Explore further: Successful read/write of digital data in fused silica glass with high recording density

add to favorites email to friend print save as pdf

Related Stories

Intel Boosts Mobile Celeron Performance

Aug 31, 2004

Intel Corporation today introduced the Intel® Celeron® M processors 350 and 360 for mobile PCs. Based on Intel's mobile architecture, the Intel Celeron M processor balances good mobile performance with exc ...

Intel, Sun Hint at Future Plans

Apr 18, 2007

After announcing their new partnership three months ago, the two companies were in China together this week at Intel's Developer Forum.

New Intel Server Processors: Fewer Watts, High Performance

Mar 25, 2008

Intel Corporation has further increased its energy-efficient performance lead today with the introduction of two low-voltage 45 nanometer processors for servers and workstations that run at 50 watts, or just 12.5 watts per ...

Recommended for you

Ericsson profit down 10 pct despite higher sales

1 hour ago

Wireless equipment maker Ericsson says its third-quarter earnings slumped 10 percent despite higher sales due to increased operating costs and negative effects from currency hedging.

UK wind power share shows record rise

1 hour ago

The United Kingdom wind power production has been enjoying an upward trajectory, and on Tuesday wind power achieved a significant energy production milestone, reported Brooks Hays for UPI. High winds from Hurricane Gonzalo were the force behind wind turbines outproducing nuclear power ...

Glass maker deals to exit Apple, Arizona plant

3 hours ago

Nearly 2,000 furnaces installed in a factory to make synthetic sapphire glass for Apple Inc. will be removed and sold under a deal between the tech giant and the company that had been gearing up to produce huge amounts of ...

Global boom in hydropower expected this decade

5 hours ago

An unprecedented boom in hydropower dam construction is underway, primarily in developing countries and emerging economies. While this is expected to double the global electricity production from hydropower, it could reduce ...

User comments : 2

Adjust slider to filter visible comments by rank

Display comments: newest first

rincewind
5 / 5 (4) May 31, 2010
The article writer states that Intel

will use Moore's Law to scale to more than 50 Intel processing cores on a single chip.


... huh?
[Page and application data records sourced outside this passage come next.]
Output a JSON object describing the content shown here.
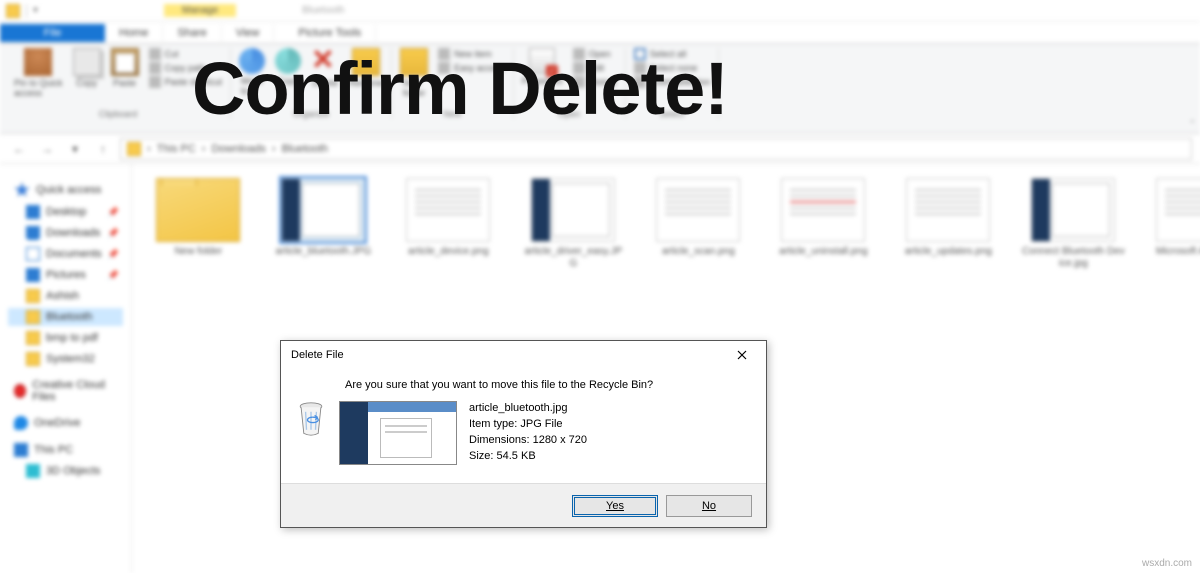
{
  "titlebar": {
    "context_tab": "Manage",
    "context_label": "Bluetooth",
    "picture_tools": "Picture Tools"
  },
  "ribbon_tabs": {
    "file": "File",
    "home": "Home",
    "share": "Share",
    "view": "View"
  },
  "ribbon": {
    "clipboard": {
      "pin": "Pin to Quick\naccess",
      "copy": "Copy",
      "paste": "Paste",
      "cut": "Cut",
      "copy_path": "Copy path",
      "paste_shortcut": "Paste shortcut",
      "label": "Clipboard"
    },
    "organize": {
      "move": "Move\nto",
      "copy": "Copy\nto",
      "del": "Delete",
      "rename": "Rename",
      "label": "Organize"
    },
    "new": {
      "folder": "New\nfolder",
      "item": "New item",
      "easy": "Easy access",
      "label": "New"
    },
    "open": {
      "props": "Properties",
      "open": "Open",
      "edit": "Edit",
      "history": "History",
      "label": "Open"
    },
    "select": {
      "all": "Select all",
      "none": "Select none",
      "invert": "Invert selection",
      "label": "Select"
    }
  },
  "breadcrumb": {
    "pc": "This PC",
    "downloads": "Downloads",
    "bluetooth": "Bluetooth"
  },
  "sidebar": {
    "quick": "Quick access",
    "desktop": "Desktop",
    "downloads": "Downloads",
    "documents": "Documents",
    "pictures": "Pictures",
    "ashish": "Ashish",
    "bluetooth": "Bluetooth",
    "bmp": "bmp to pdf",
    "sys32": "System32",
    "cc": "Creative Cloud Files",
    "onedrive": "OneDrive",
    "thispc": "This PC",
    "objects": "3D Objects"
  },
  "files": [
    {
      "name": "New folder",
      "type": "folder"
    },
    {
      "name": "article_bluetooth.JPG",
      "type": "shot",
      "selected": true
    },
    {
      "name": "article_device.png",
      "type": "doc"
    },
    {
      "name": "article_driver_easy.JPG",
      "type": "shot2"
    },
    {
      "name": "article_scan.png",
      "type": "doc"
    },
    {
      "name": "article_uninstall.png",
      "type": "doc"
    },
    {
      "name": "article_updates.png",
      "type": "doc"
    },
    {
      "name": "Connect Bluetooth Device.jpg",
      "type": "shot"
    },
    {
      "name": "Microsoft Apps.png",
      "type": "doc"
    }
  ],
  "headline": "Confirm Delete!",
  "dialog": {
    "title": "Delete File",
    "question": "Are you sure that you want to move this file to the Recycle Bin?",
    "filename": "article_bluetooth.jpg",
    "itemtype": "Item type: JPG File",
    "dimensions": "Dimensions: 1280 x 720",
    "size": "Size: 54.5 KB",
    "yes": "Yes",
    "no": "No"
  },
  "watermark": "wsxdn.com"
}
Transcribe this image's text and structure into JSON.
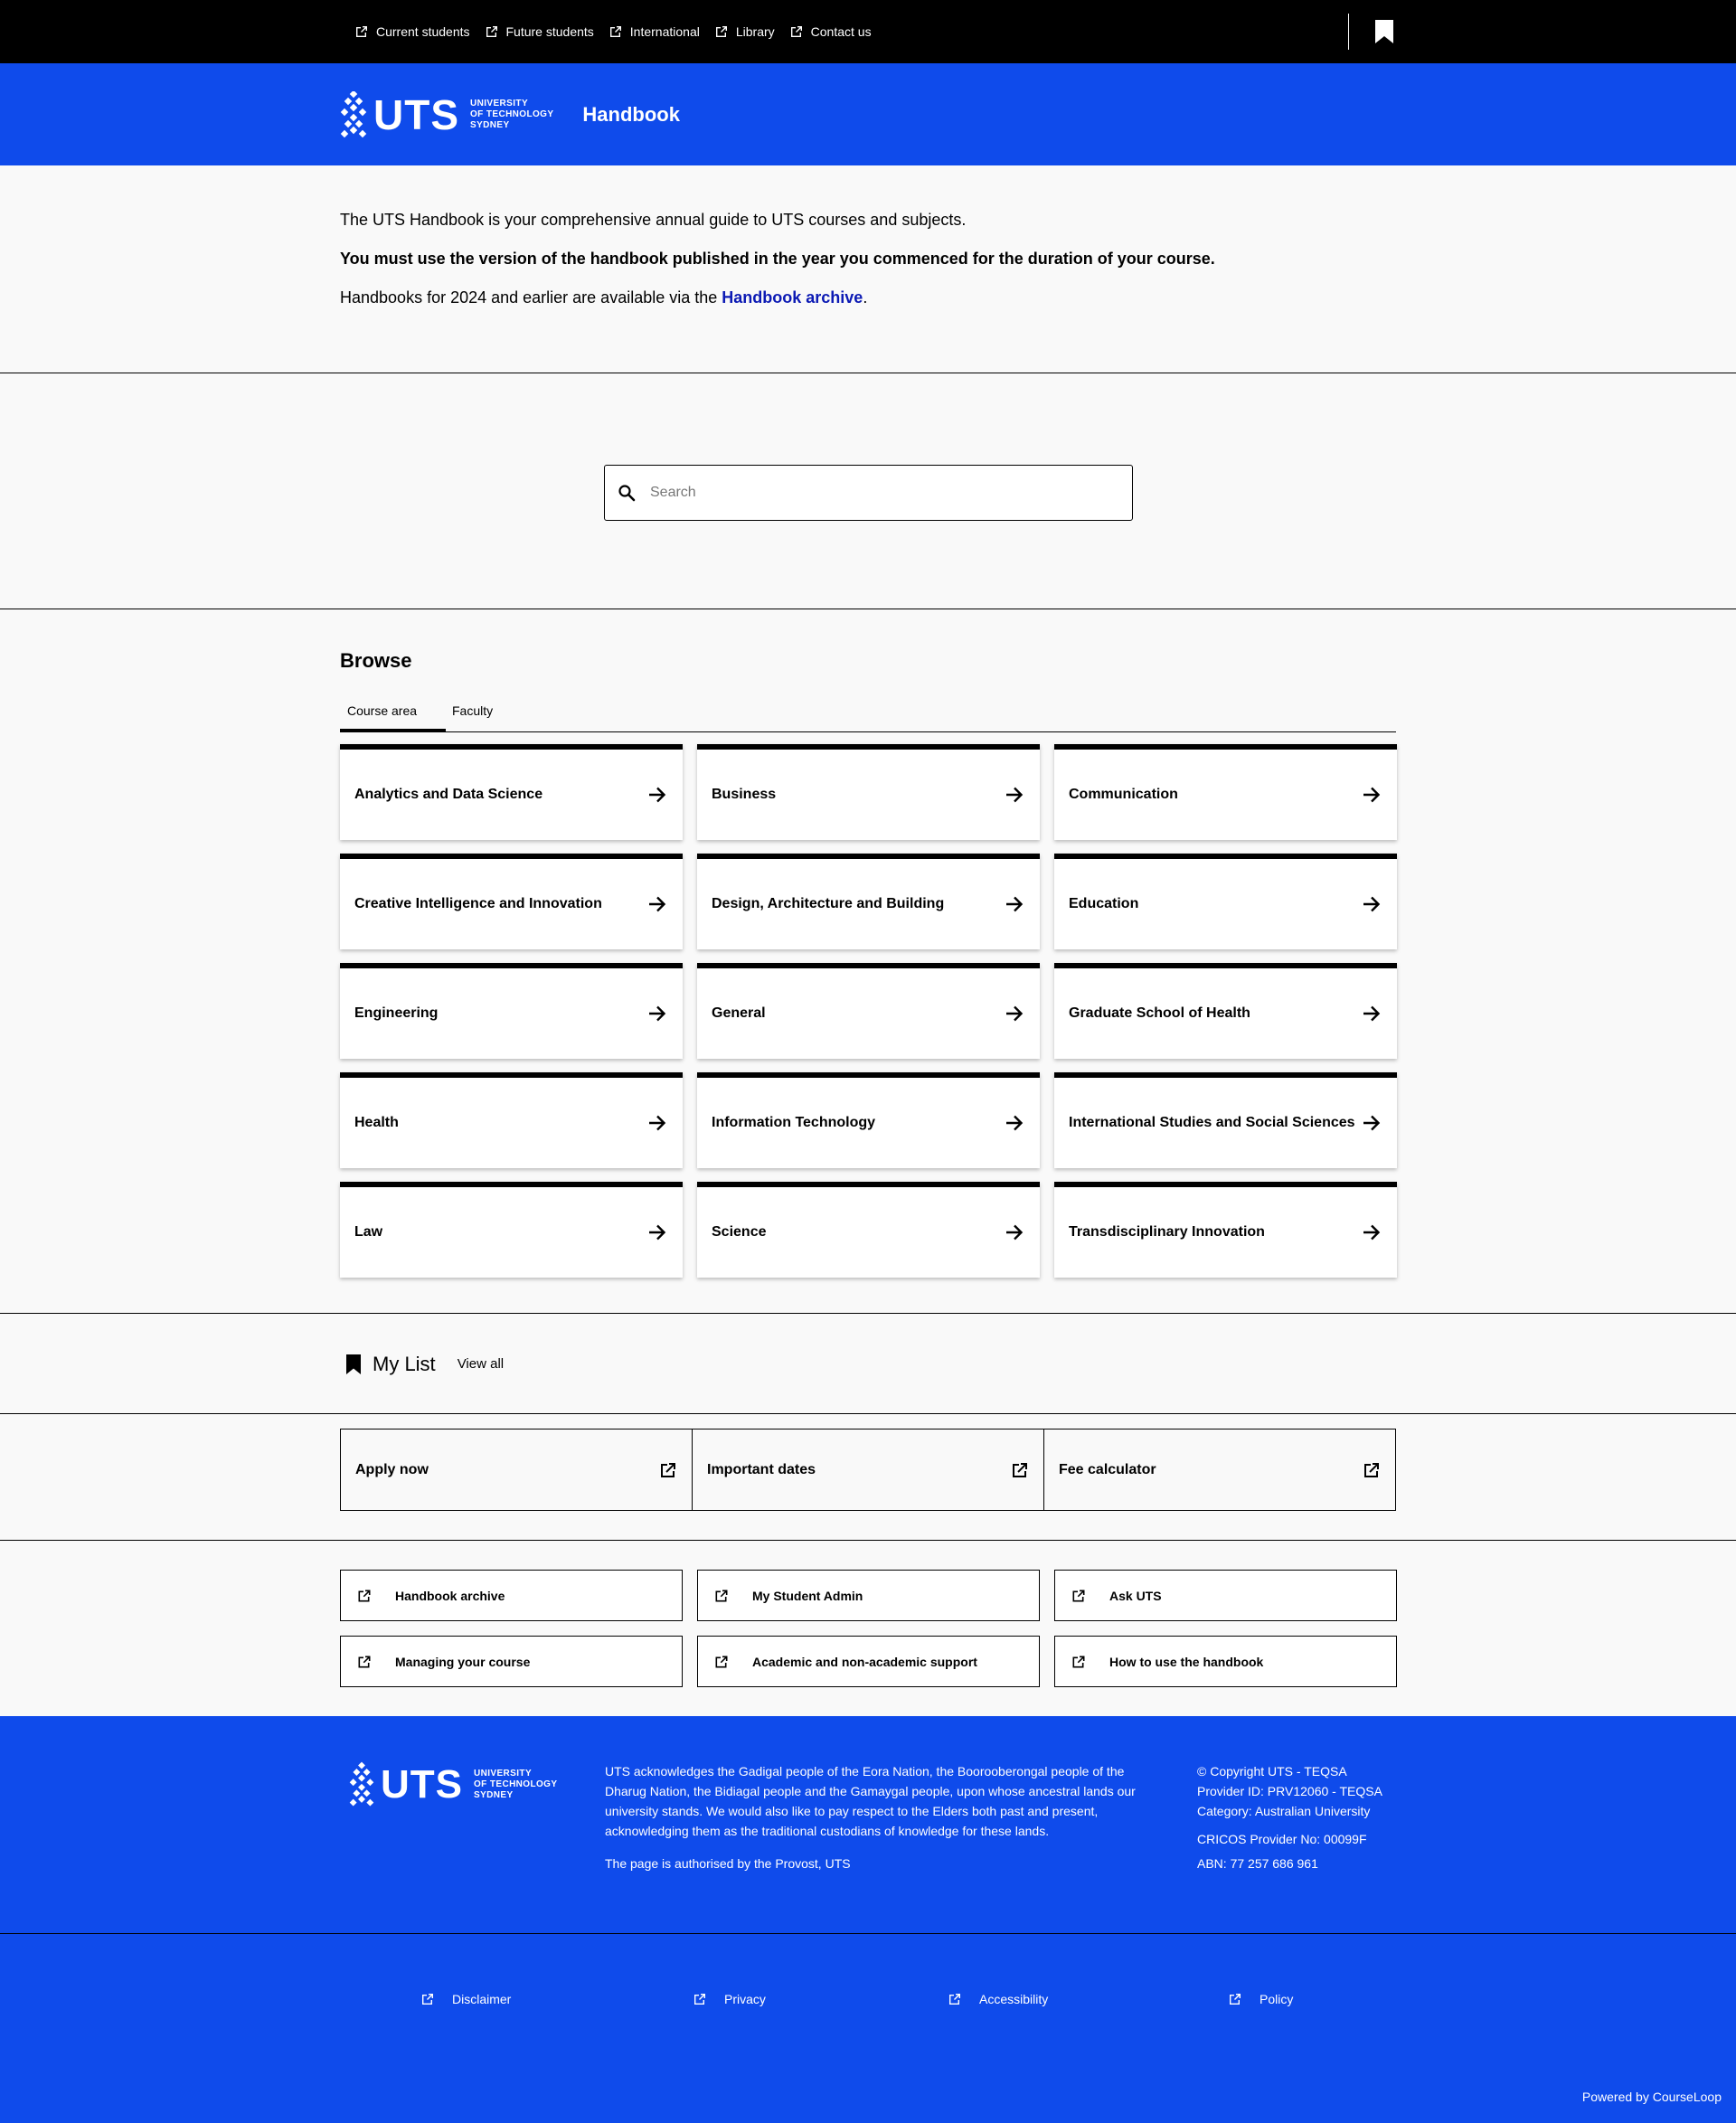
{
  "topnav": {
    "links": [
      "Current students",
      "Future students",
      "International",
      "Library",
      "Contact us"
    ]
  },
  "logo": {
    "wordmark": "UTS",
    "line1": "University",
    "line2": "of Technology",
    "line3": "Sydney"
  },
  "header": {
    "title": "Handbook"
  },
  "intro": {
    "p1": "The UTS Handbook is your comprehensive annual guide to UTS courses and subjects.",
    "p2": "You must use the version of the handbook published in the year you commenced for the duration of your course.",
    "p3_prefix": "Handbooks for 2024 and earlier are available via the ",
    "p3_link": "Handbook archive",
    "p3_suffix": "."
  },
  "search": {
    "placeholder": "Search"
  },
  "browse": {
    "title": "Browse",
    "tabs": [
      "Course area",
      "Faculty"
    ],
    "cards": [
      "Analytics and Data Science",
      "Business",
      "Communication",
      "Creative Intelligence and Innovation",
      "Design, Architecture and Building",
      "Education",
      "Engineering",
      "General",
      "Graduate School of Health",
      "Health",
      "Information Technology",
      "International Studies and Social Sciences",
      "Law",
      "Science",
      "Transdisciplinary Innovation"
    ]
  },
  "mylist": {
    "title": "My List",
    "view_all": "View all"
  },
  "actions": [
    "Apply now",
    "Important dates",
    "Fee calculator"
  ],
  "quicklinks": [
    "Handbook archive",
    "My Student Admin",
    "Ask UTS",
    "Managing your course",
    "Academic and non-academic support",
    "How to use the handbook"
  ],
  "footer": {
    "ack": "UTS acknowledges the Gadigal people of the Eora Nation, the Boorooberongal people of the Dharug Nation, the Bidiagal people and the Gamaygal people, upon whose ancestral lands our university stands. We would also like to pay respect to the Elders both past and present, acknowledging them as the traditional custodians of knowledge for these lands.",
    "authorised": "The page is authorised by the Provost, UTS",
    "copyright": "© Copyright UTS - TEQSA",
    "provider_id": "Provider ID: PRV12060 - TEQSA",
    "category": "Category: Australian University",
    "cricos": "CRICOS Provider No: 00099F",
    "abn": "ABN: 77 257 686 961",
    "links": [
      "Disclaimer",
      "Privacy",
      "Accessibility",
      "Policy"
    ],
    "powered": "Powered by CourseLoop"
  },
  "colors": {
    "brand_blue": "#0f4beb",
    "link_blue": "#0c1ab4",
    "black": "#000000",
    "background": "#f9f9f9"
  },
  "icons": [
    "external-link-icon",
    "bookmark-icon",
    "search-icon",
    "arrow-right-icon",
    "uts-logo-icon"
  ]
}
You can't 'use' Moore's law any more than you can use Murphy's Law.
Quantum_Conundrum
1 / 5 (1) May 31, 2010
more than 50 Intel processing cores on a single chip


Imagine what a whole room full of those could do.

"Forbidden Planet" anyone?

"This is Intel, and we just broke the Yotta-flop barrier." *bom, bomb, bum, bum, bom*